Decision to use
marijuana should be
up to your doctor
Bills would protect patients nowBy Pam Lichty
using drug for medical purposes
Sandra Lacar's View point column (Star-Bulletin, Jan. 30) asserting that the possible legalization of marijuana for medicinal purposes will have "serious future ramifications for the people of Hawaii" greatly exaggerates the issue.
The four bills under consideration have one purpose in common: to protect patients currently using medical marijuana from arrest under state law.
These bills do not, and cannot, address federal laws, but the vast majority of marijuana arrests occur under state or county authority.
While most observers agree that it would be preferable to wait for the FDA to complete an approval process for marijuana, drug war politics prevents them from doing so.
Despite the fact that a DEA administrative judge in 1988 found that "marijuana is one of the safest therapeutic substances known to man"; despite the fact that eight patients in the United States receive government-supplied marijuana in smokable form (in a program that was closed to new applicants in 1992); and despite the fact that the feds have acknowledged the benefits of one of marijuana's active ingredients by approving a THC pill, it is generally acknowledged that federal approval of medical marijuana is unlikely in the near future.
The main barrier to marijuana's medical use, as well as to research, is its arbitrary designation as a "Schedule I " category drug, which does not permit prescription for any reason.
In May 1998, the California Medical Association in a policy shift announced, "due to the lack of scientific justification for Schedule I classification of marijuana and the consequent virtual standstill in research on its medical benefits...we support efforts to reschedule marijuana."
Voters in six states have overwhelmingly approved initiatives removing state penalties for medical use. In fact, everywhere the issue has been put to a vote, it has been approved.
In Hawaii, however, we must rely on the legislative process.
Lacar's assertion that marijuana use by the general public and kids will greatly increase is pure speculation. A National Institute on Drug Abuse survey carried out in California two years after the passage of Proposition 215 found that usage among teens age 12-17 was 6.6 percent compared to 9.9 percent nationwide.
Young people understand that medicine for sick people is a different issue than recreational use.

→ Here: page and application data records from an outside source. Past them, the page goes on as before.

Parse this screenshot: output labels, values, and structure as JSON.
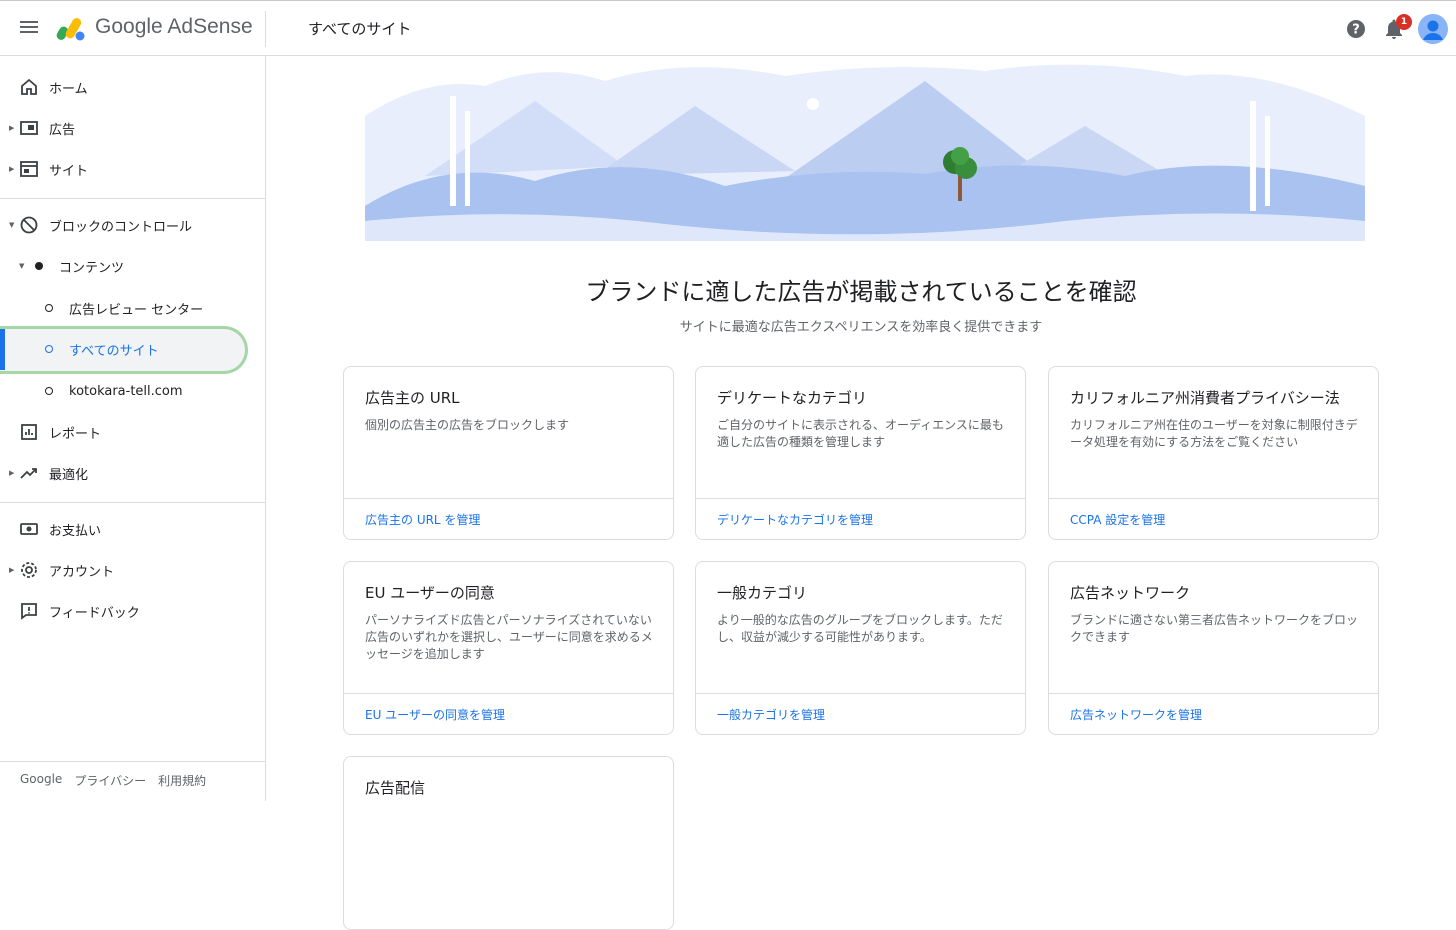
{
  "header": {
    "app_name": "Google AdSense",
    "page_title": "すべてのサイト",
    "notification_count": "1"
  },
  "sidebar": {
    "items": [
      {
        "label": "ホーム"
      },
      {
        "label": "広告"
      },
      {
        "label": "サイト"
      },
      {
        "label": "ブロックのコントロール"
      },
      {
        "label": "コンテンツ"
      },
      {
        "label": "広告レビュー センター"
      },
      {
        "label": "すべてのサイト"
      },
      {
        "label": "kotokara-tell.com"
      },
      {
        "label": "レポート"
      },
      {
        "label": "最適化"
      },
      {
        "label": "お支払い"
      },
      {
        "label": "アカウント"
      },
      {
        "label": "フィードバック"
      }
    ],
    "footer": {
      "google": "Google",
      "privacy": "プライバシー",
      "terms": "利用規約"
    }
  },
  "main": {
    "heading": "ブランドに適した広告が掲載されていることを確認",
    "subheading": "サイトに最適な広告エクスペリエンスを効率良く提供できます",
    "cards": [
      {
        "title": "広告主の URL",
        "desc": "個別の広告主の広告をブロックします",
        "link": "広告主の URL を管理"
      },
      {
        "title": "デリケートなカテゴリ",
        "desc": "ご自分のサイトに表示される、オーディエンスに最も適した広告の種類を管理します",
        "link": "デリケートなカテゴリを管理"
      },
      {
        "title": "カリフォルニア州消費者プライバシー法",
        "desc": "カリフォルニア州在住のユーザーを対象に制限付きデータ処理を有効にする方法をご覧ください",
        "link": "CCPA 設定を管理"
      },
      {
        "title": "EU ユーザーの同意",
        "desc": "パーソナライズド広告とパーソナライズされていない広告のいずれかを選択し、ユーザーに同意を求めるメッセージを追加します",
        "link": "EU ユーザーの同意を管理"
      },
      {
        "title": "一般カテゴリ",
        "desc": "より一般的な広告のグループをブロックします。ただし、収益が減少する可能性があります。",
        "link": "一般カテゴリを管理"
      },
      {
        "title": "広告ネットワーク",
        "desc": "ブランドに適さない第三者広告ネットワークをブロックできます",
        "link": "広告ネットワークを管理"
      },
      {
        "title": "広告配信",
        "desc": "",
        "link": ""
      }
    ]
  },
  "colors": {
    "accent": "#1a73e8",
    "active_outline": "#a5d6a7",
    "badge": "#d93025"
  }
}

As for Lacar's statement that marijuana is not "a benign substance," surely she doesn't believe that it is more potent or harmful than cocaine, morphine and even amphetamines, all of which can be prescribed by your family doctor.
Absolute safety is not the issue, rather it's a weighing of risks and benefits for a specific patient. Your physician is the one who should make that decision -- not the government.
Pamela Lichty is vice president of the Drug Policy Forum of Hawaii.
What: House and Senate health committee hearings on bills concerning medical use of marijuana.
HouseWhen: 8:30 a.m. Tuesday
Where: Room 329, State Capitol building
What: Hearings on House bills 1341 and 1157.
SenateWhen: 2 p.m. Wednesday
Where: Room 229, State Capitol building
What: Hearings on Senate bills 862 and 1038.